## Given information:
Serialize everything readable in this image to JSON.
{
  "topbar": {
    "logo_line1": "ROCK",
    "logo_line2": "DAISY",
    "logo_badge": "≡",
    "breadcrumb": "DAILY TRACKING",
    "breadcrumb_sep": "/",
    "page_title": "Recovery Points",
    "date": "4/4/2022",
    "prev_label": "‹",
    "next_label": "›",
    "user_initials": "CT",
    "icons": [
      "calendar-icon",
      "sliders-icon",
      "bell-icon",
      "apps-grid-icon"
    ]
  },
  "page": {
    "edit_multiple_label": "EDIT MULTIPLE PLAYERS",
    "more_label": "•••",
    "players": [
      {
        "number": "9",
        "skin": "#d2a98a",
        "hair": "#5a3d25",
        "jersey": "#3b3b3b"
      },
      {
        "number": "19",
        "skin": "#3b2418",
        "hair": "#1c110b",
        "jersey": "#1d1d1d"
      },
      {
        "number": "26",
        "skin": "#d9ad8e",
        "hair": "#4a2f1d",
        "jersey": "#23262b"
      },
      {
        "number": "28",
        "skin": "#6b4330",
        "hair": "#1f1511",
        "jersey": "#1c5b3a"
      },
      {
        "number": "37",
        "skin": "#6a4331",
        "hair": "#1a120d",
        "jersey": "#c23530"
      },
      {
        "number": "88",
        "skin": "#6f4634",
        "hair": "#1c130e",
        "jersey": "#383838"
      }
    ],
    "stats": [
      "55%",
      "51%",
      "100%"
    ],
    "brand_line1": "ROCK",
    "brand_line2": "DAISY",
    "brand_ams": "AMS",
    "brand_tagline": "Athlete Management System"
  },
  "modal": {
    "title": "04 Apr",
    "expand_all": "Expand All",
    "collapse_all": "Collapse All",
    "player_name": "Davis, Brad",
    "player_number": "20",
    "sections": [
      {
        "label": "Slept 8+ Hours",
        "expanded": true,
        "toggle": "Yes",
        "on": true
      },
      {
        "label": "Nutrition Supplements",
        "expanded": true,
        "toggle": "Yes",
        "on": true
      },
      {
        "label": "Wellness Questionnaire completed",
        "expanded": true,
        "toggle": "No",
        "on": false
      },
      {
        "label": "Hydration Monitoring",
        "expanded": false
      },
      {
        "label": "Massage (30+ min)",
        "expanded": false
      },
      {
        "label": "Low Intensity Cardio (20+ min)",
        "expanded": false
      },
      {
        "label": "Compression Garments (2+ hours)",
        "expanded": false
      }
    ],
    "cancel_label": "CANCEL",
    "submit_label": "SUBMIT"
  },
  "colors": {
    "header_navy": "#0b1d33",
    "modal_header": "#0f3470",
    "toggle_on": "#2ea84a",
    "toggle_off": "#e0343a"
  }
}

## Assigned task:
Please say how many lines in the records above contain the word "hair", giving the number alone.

## Answer space:
6